People can think of their genome like a cook book. The instructions are your genetic code, and the finished products are proteins. Like any recipe, ingredients can be tailored to change the outcome. Your epigenome is responsible for switching out ingredients without changing your genetic code. Epigenetic illness occurs when the epigenome operates incorrectly or is highjacked.
A scientist would say the field of epigenetics is the study of your epigenome, including the enzymes responsible for regulating the epigenome. Enzymes are proteins that use chemical reactions to modify DNA and other proteins. Epigenetic enzymes add or remove chemical groups to chromatin, the structural components of your chromosomes. The location and number of chemical groups on chromatin determine whether DNA is “closed”, meaning no gene expression, or “open”, meaning gene expression can begin. This is important because gene expression controls the type and number of proteins that can be found in a cell.
Epigenetic enzymes that remove chemicals are known as “erasers”, and those that add chemicals are known as “writers”. Writers and erasers are always working to maintain a healthy equilibrium in gene expression patterns. They bind to DNA and work both to “open” and “close” DNA, and to interact with other proteins called transcription factors to initiate gene expression.
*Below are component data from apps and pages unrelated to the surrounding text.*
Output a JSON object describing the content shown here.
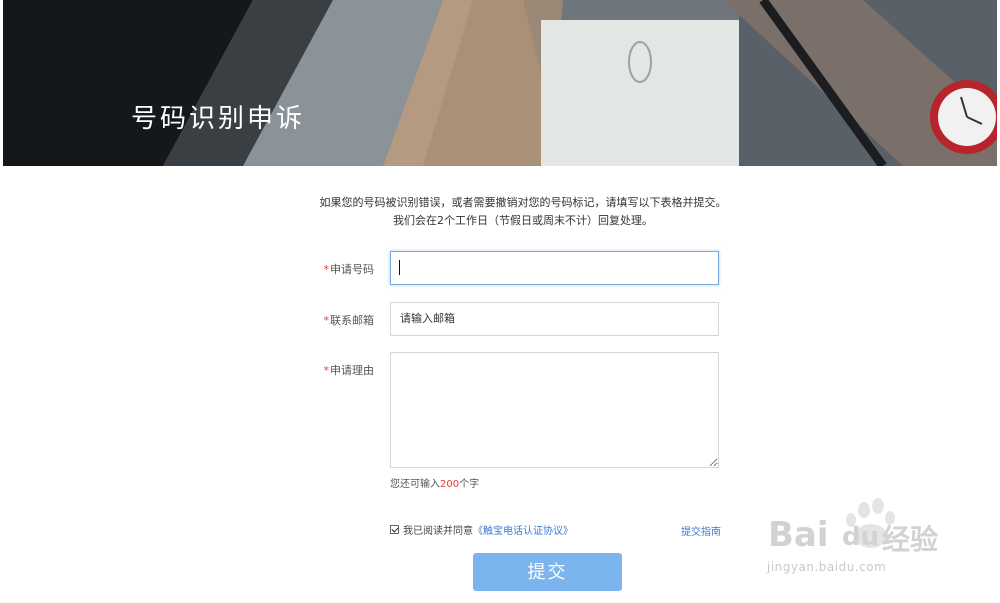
{
  "banner": {
    "title": "号码识别申诉"
  },
  "intro": {
    "line1": "如果您的号码被识别错误，或者需要撤销对您的号码标记，请填写以下表格并提交。",
    "line2": "我们会在2个工作日（节假日或周末不计）回复处理。"
  },
  "form": {
    "required_mark": "*",
    "phone": {
      "label": "申请号码",
      "value": ""
    },
    "email": {
      "label": "联系邮箱",
      "placeholder": "请输入邮箱"
    },
    "reason": {
      "label": "申请理由",
      "value": ""
    },
    "counter": {
      "prefix": "您还可输入",
      "remaining": "200",
      "suffix": "个字"
    }
  },
  "agreement": {
    "checked": true,
    "text": "我已阅读并同意",
    "link": "《触宝电话认证协议》"
  },
  "guide_link": "提交指南",
  "submit_label": "提交",
  "watermark": {
    "brand_left": "Bai",
    "brand_right": "du",
    "brand_cn": "经验",
    "url": "jingyan.baidu.com"
  },
  "colors": {
    "accent": "#3a7bd5",
    "submit_bg": "#7cb4ee",
    "required": "#e53935"
  }
}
In cancer, writers and erasers can do their jobs either too much or too little. Just like too much salt can ruin a meal, the over expression of just one or a handful of proteins can create a tumor in the form of cancer. There is an intimate interplay between the genetic and epigenetic components of DNA, and both are sources of cancer. In the figure below, the top strand illustrates how genetic changes can give rise to cancer via mutations in genes. The bottom strand illustrates how epigenetic changes, proteins binding to DNA to change the way it is read, give rise to cancer via over- or underproduction of proteins. As we learn more about the ramifications of epigenetic changes in cancer pathology, it is becoming clear that targeting the epigenome is a viable strategy for the treatment and management of cancer.